The word-pictures are striking and would have been very familiar to Matthew’s readers. Reeds, used for everything from pens and flutes to measuring rods and floor coverings, are fragile and easily damaged. Wicks, made of linen, allowed oil lamps to produce some light but were often of poor quality and produced more smoke than light. Bruised reeds and smoking wicks were readily viewed as useless and more bother than they were worth.

The lesson, of course, is not one regarding reeds and wicks. The passage from Isaiah describes ‘my servant whom I have chosen’ – God’s Messiah, the Lord Jesus Christ. The context here is of Jesus healing the sick (verse 15) and so clearly bruised reeds and smouldering flaxes are people, fragile and vulnerable people, damaged and struggling people. And in one way or another we are all strugglers – for physical reasons (illness, declining faculties), for psychological reasons (anxiety, grief, depression, mental health problems), for spiritual reasons (doubt, temptation, failure). Often all three are mixed together to weigh us down. It can seem hopeless.

The verse, however, is a message of good news. In a world where bruised reeds and smouldering wicks would usually be thrown out and replaced, we are assured that the Saviour will minister graciously to his people and the bruised reed will not be broken, the smouldering wick not extinguished. The Lord cares for his people body and soul, for the whole person. Whatever the cause of bruising or smouldering, the Lord is concerned and is able to deal graciously with the need. No struggle we experience is met with indifference.

Remember that the one described in Isaiah 42 shares our human nature, with the sole exception of sin. He ‘had to be made like his brothers in every way’ (Hebrews 2:17). He ‘was tempted in every way just as we are’ and so is not ‘unable to sympathise with our weaknesses’ (Hebrews 4:15). The saviour can sympathise in ways that no-one else can. He was bruised and he smouldered to a degree beyond what we will ever experience.

Sympathy, however, is not enough. Christ does not leave his people bruise or smouldering: he restores and heals. Our struggles come because we live in a fallen world (though our struggles are often not the result of specific personal sin – the mistake of Job’s friends). The saviour has dealt with the root cause in his atoning death in the place of his people (2 Corinthians 5:21) and as a result those in Christ are new creations (2 Corinthians 5:17).

The work of the saviour cannot fail – that is the significance of ‘until he brings justice to victory’. Evil will not have the last word. All causes of bruising and smouldering will ultimately be removed in the new creation after his return. In the meantime he preserves his beloved people, assuring them that ‘no-one can snatch them out of my hand’ (John 10:28). He may well not remove from us some of the things that bruise and cause smouldering (such as the experience of death), but he will give all the grace necessary for us to pass through trails and hard experiences and finally reach glory.
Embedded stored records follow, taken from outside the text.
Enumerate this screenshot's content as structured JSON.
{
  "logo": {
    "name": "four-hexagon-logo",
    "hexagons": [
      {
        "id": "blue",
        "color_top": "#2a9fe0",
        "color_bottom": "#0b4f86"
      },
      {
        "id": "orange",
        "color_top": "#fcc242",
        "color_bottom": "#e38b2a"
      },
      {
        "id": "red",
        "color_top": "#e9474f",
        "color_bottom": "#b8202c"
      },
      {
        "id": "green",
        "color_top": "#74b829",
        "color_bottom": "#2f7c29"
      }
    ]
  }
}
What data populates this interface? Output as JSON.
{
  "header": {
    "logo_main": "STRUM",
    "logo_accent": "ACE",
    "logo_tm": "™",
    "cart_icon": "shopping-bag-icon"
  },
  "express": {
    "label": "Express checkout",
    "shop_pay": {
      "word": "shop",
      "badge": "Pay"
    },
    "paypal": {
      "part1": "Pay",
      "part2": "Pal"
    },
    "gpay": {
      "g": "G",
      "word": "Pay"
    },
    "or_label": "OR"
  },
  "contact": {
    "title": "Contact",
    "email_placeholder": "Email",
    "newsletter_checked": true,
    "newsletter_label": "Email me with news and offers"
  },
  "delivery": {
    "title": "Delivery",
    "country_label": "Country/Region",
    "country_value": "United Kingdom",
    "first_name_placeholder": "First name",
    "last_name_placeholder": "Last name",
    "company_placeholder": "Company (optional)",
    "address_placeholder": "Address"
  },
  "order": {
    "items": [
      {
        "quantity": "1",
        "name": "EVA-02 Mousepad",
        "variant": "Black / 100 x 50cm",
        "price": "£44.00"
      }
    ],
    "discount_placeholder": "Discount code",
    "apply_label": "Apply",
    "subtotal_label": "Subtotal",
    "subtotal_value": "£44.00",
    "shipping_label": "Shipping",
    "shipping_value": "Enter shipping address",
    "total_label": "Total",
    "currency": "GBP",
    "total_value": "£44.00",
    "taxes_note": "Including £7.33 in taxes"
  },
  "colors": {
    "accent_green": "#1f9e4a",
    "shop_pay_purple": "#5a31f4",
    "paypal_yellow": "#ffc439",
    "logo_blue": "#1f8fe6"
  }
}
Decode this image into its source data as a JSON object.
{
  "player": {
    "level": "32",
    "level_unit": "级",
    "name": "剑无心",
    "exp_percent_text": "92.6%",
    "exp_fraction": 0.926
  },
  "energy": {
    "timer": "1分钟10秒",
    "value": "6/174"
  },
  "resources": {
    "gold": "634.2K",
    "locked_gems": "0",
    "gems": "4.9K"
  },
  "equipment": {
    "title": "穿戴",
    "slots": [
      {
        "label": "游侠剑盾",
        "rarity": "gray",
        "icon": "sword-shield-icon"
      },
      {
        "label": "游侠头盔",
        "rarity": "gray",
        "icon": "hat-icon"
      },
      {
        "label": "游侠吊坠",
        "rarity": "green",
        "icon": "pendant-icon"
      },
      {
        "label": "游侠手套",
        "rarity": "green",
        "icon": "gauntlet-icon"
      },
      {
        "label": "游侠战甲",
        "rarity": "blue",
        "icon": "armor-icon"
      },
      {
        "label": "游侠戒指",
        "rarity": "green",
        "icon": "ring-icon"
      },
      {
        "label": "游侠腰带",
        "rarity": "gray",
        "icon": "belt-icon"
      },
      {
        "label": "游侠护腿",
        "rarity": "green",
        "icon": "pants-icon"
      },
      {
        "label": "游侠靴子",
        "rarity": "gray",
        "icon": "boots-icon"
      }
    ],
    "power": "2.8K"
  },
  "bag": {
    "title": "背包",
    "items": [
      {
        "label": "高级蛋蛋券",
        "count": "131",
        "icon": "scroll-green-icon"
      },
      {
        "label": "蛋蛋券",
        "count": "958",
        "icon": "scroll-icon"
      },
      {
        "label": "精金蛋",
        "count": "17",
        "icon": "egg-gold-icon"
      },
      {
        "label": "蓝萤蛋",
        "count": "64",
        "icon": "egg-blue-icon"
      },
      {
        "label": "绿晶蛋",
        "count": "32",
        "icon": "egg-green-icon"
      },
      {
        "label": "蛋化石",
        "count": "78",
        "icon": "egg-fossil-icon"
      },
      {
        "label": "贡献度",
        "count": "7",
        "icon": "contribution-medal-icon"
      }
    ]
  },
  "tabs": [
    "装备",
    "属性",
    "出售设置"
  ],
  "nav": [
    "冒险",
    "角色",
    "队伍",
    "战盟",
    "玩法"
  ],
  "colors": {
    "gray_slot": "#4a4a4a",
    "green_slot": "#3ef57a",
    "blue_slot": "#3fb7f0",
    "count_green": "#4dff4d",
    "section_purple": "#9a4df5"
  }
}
By his grace bruised reeds are straightened and smouldering wicks burn brightly.

A pattern for Christ’s church. Reed breakers and wick snuffers need not apply.